Awa‘awapuhi is a narrow steep sided valley extending from the sea to its headwaters on the south end of Ka-hua-maʻa flats in the mountains. Awa‘awapuhi means Eel valley.
Awa‘awapuhi: Eel valley
Alt: Awāwa-puhi, Eel valley
Alt: ʻAwaʻawapuhi, Ginger valley
Alt: Waha-puhi, Noisy eel
Awa‘awapuhi is a narrow steep sided valley extending from the sea to its headwaters on the south end of Ka-hua-maʻa flats in the mountains. The mauka border point is Pōhaku-waʻawaʻa on the Ka-unu-o-Hua ridge.
There are remains of taro terraces on both sides of the stream, ranging from two to four feet high. There are also many house sites. There are burial caves on the western cliffs.
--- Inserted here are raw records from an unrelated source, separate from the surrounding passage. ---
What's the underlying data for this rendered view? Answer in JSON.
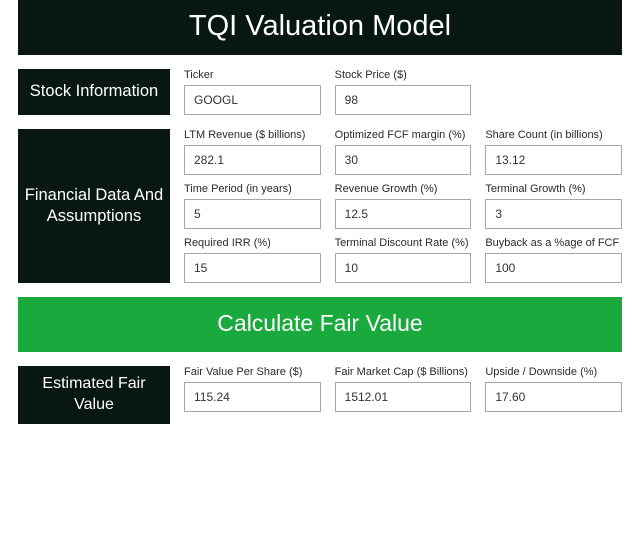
{
  "title": "TQI Valuation Model",
  "stock": {
    "section_label": "Stock Information",
    "ticker_label": "Ticker",
    "ticker_value": "GOOGL",
    "price_label": "Stock Price ($)",
    "price_value": "98"
  },
  "assumptions": {
    "section_label": "Financial Data And Assumptions",
    "ltm_rev_label": "LTM Revenue ($ billions)",
    "ltm_rev_value": "282.1",
    "fcf_margin_label": "Optimized FCF margin (%)",
    "fcf_margin_value": "30",
    "share_count_label": "Share Count (in billions)",
    "share_count_value": "13.12",
    "period_label": "Time Period (in years)",
    "period_value": "5",
    "rev_growth_label": "Revenue Growth (%)",
    "rev_growth_value": "12.5",
    "term_growth_label": "Terminal Growth (%)",
    "term_growth_value": "3",
    "irr_label": "Required IRR (%)",
    "irr_value": "15",
    "term_disc_label": "Terminal Discount Rate (%)",
    "term_disc_value": "10",
    "buyback_label": "Buyback as a %age of FCF",
    "buyback_value": "100"
  },
  "calc_button": "Calculate Fair Value",
  "result": {
    "section_label": "Estimated Fair Value",
    "fvps_label": "Fair Value Per Share ($)",
    "fvps_value": "115.24",
    "fmc_label": "Fair Market Cap ($ Billions)",
    "fmc_value": "1512.01",
    "upside_label": "Upside / Downside (%)",
    "upside_value": "17.60"
  }
}
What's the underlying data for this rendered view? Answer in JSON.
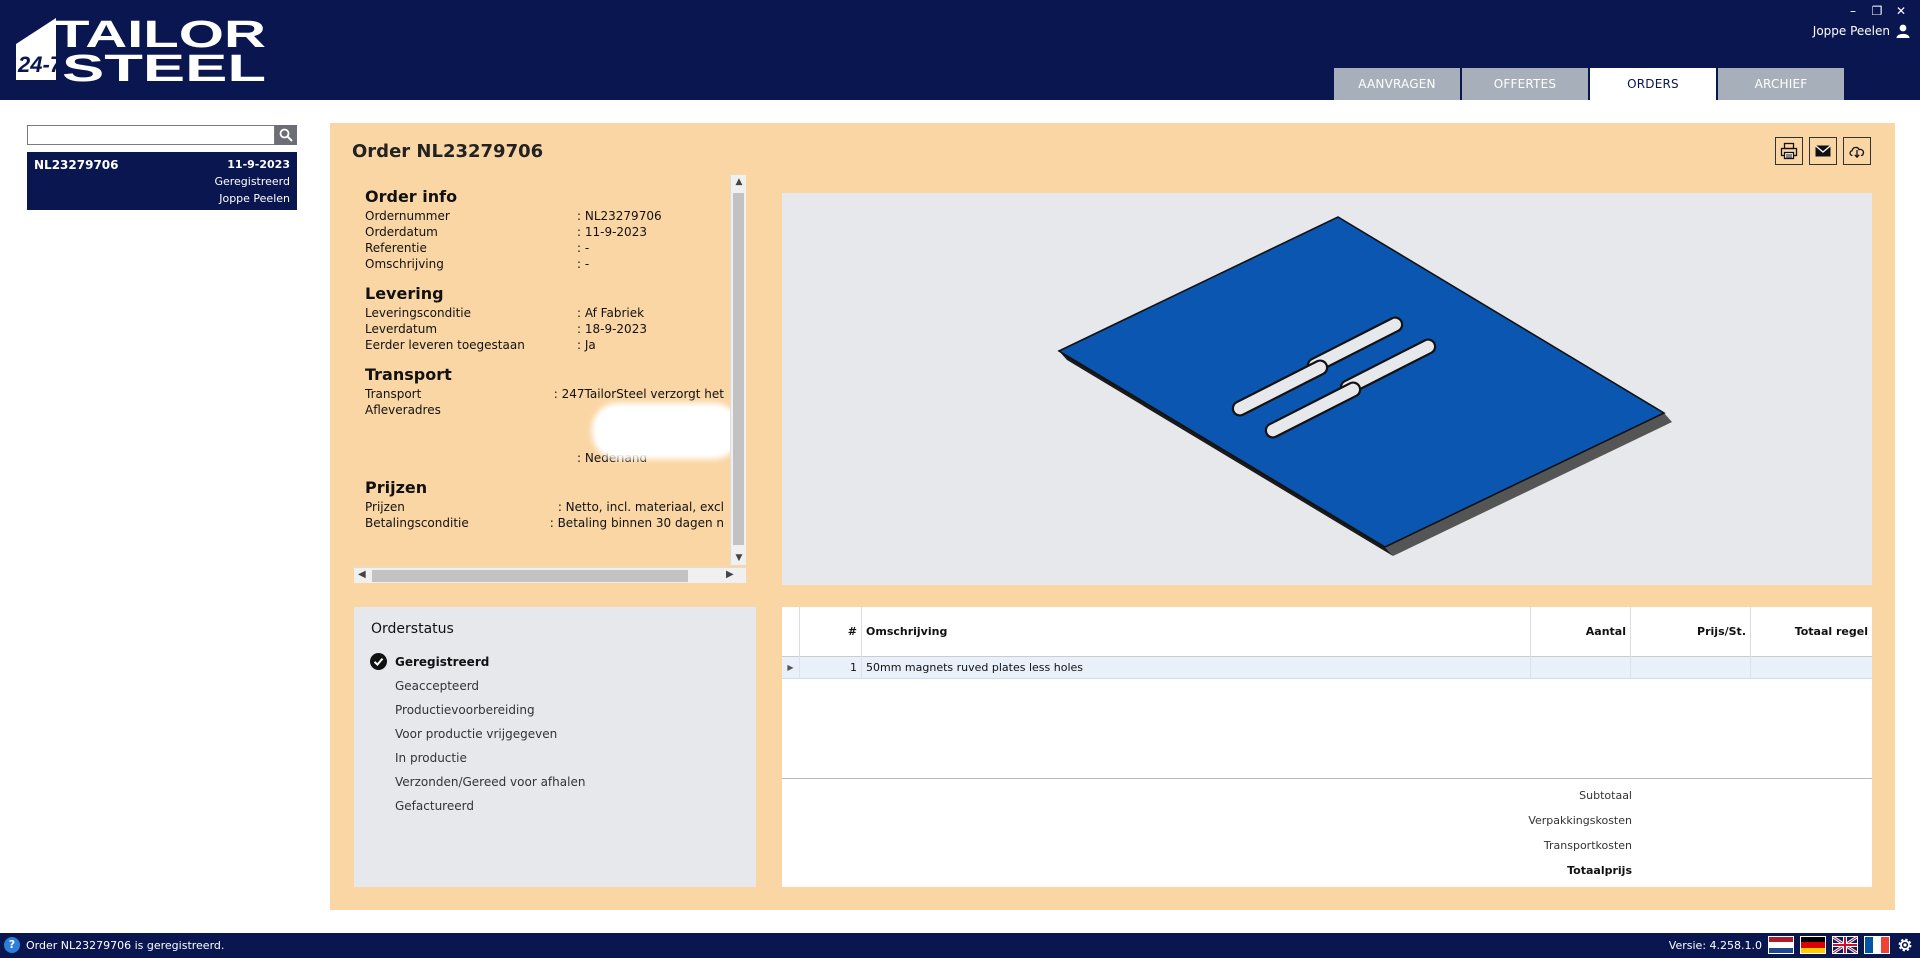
{
  "app": {
    "brand_top": "TAILOR",
    "brand_bottom": "STEEL",
    "brand_badge": "24-7",
    "user_name": "Joppe Peelen",
    "window_controls": [
      "–",
      "❐",
      "✕"
    ]
  },
  "tabs": [
    {
      "label": "AANVRAGEN",
      "active": false
    },
    {
      "label": "OFFERTES",
      "active": false
    },
    {
      "label": "ORDERS",
      "active": true
    },
    {
      "label": "ARCHIEF",
      "active": false
    }
  ],
  "sidebar": {
    "search_value": "",
    "orders": [
      {
        "number": "NL23279706",
        "date": "11-9-2023",
        "status": "Geregistreerd",
        "user": "Joppe Peelen"
      }
    ]
  },
  "order": {
    "title": "Order NL23279706",
    "sections": {
      "info": {
        "heading": "Order info",
        "rows": [
          {
            "k": "Ordernummer",
            "v": ": NL23279706"
          },
          {
            "k": "Orderdatum",
            "v": ": 11-9-2023"
          },
          {
            "k": "Referentie",
            "v": ": -"
          },
          {
            "k": "Omschrijving",
            "v": ": -"
          }
        ]
      },
      "levering": {
        "heading": "Levering",
        "rows": [
          {
            "k": "Leveringsconditie",
            "v": ": Af Fabriek"
          },
          {
            "k": "Leverdatum",
            "v": ": 18-9-2023"
          },
          {
            "k": "Eerder leveren toegestaan",
            "v": ": Ja"
          }
        ]
      },
      "transport": {
        "heading": "Transport",
        "rows": [
          {
            "k": "Transport",
            "v": ": 247TailorSteel verzorgt het"
          },
          {
            "k": "Afleveradres",
            "v": ""
          },
          {
            "k": "",
            "v": ""
          },
          {
            "k": "",
            "v": ""
          },
          {
            "k": "",
            "v": ": Nederland"
          }
        ]
      },
      "prijzen": {
        "heading": "Prijzen",
        "rows": [
          {
            "k": "Prijzen",
            "v": ": Netto, incl. materiaal, excl"
          },
          {
            "k": "Betalingsconditie",
            "v": ": Betaling binnen 30 dagen n"
          }
        ]
      }
    }
  },
  "orderstatus": {
    "heading": "Orderstatus",
    "steps": [
      {
        "label": "Geregistreerd",
        "current": true
      },
      {
        "label": "Geaccepteerd",
        "current": false
      },
      {
        "label": "Productievoorbereiding",
        "current": false
      },
      {
        "label": "Voor productie vrijgegeven",
        "current": false
      },
      {
        "label": "In productie",
        "current": false
      },
      {
        "label": "Verzonden/Gereed voor afhalen",
        "current": false
      },
      {
        "label": "Gefactureerd",
        "current": false
      }
    ]
  },
  "lines": {
    "columns": [
      "#",
      "Omschrijving",
      "Aantal",
      "Prijs/St.",
      "Totaal regel"
    ],
    "rows": [
      {
        "nr": "1",
        "description": "50mm magnets ruved plates less holes",
        "qty": "",
        "price": "",
        "total": ""
      }
    ],
    "totals": {
      "subtotaal": "Subtotaal",
      "verpakking": "Verpakkingskosten",
      "transport": "Transportkosten",
      "totaal": "Totaalprijs"
    }
  },
  "statusbar": {
    "message": "Order NL23279706 is geregistreerd.",
    "version": "Versie: 4.258.1.0",
    "languages": [
      "nl",
      "de",
      "en",
      "fr"
    ]
  },
  "colors": {
    "navy": "#0a1650",
    "panel": "#fbd6a5",
    "plate": "#0b56b0",
    "tab_inactive": "#a7b0ba"
  }
}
The valley, according to legend, was gouged out by a large eel. He had come from the south with his two sisters but when they reached Ni’ihau, the sisters were so tired they crawled ashore to rest. The brother however was too curious to rest and swam along the Nāpali coast. He gazed up into the mountains and was curious as to what was up there. So he climbed the cliff, gouging out this valley. It was cold in the uplands and the eel became sluggish and fell asleep.